[App and web page records]
▼
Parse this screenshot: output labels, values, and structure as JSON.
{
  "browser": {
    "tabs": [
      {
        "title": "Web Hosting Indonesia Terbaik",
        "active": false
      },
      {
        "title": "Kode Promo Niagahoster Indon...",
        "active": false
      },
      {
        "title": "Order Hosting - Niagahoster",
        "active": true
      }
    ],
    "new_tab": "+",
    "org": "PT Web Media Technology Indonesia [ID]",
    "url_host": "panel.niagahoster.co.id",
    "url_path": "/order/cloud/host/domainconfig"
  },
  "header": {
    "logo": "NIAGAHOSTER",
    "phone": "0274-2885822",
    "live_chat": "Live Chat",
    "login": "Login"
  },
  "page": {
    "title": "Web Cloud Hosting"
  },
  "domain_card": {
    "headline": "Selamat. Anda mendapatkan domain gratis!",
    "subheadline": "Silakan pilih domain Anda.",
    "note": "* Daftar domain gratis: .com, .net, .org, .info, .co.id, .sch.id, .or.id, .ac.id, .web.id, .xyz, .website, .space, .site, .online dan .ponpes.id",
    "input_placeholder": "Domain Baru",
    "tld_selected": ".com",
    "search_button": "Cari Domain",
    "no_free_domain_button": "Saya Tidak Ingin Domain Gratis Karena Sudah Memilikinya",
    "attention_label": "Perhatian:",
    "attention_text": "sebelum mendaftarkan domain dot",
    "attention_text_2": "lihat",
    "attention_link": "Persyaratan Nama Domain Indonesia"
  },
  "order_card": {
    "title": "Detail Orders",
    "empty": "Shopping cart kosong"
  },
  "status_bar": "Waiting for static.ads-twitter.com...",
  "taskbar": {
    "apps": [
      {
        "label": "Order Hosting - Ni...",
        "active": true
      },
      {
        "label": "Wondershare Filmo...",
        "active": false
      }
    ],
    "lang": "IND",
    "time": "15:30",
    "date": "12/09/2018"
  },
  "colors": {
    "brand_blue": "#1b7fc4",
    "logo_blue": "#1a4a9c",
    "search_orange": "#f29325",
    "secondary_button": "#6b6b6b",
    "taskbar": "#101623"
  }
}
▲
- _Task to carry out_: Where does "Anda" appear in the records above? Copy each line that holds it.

- _Response area_:
    "headline": "Selamat. Anda mendapatkan domain gratis!",
    "subheadline": "Silakan pilih domain Anda.",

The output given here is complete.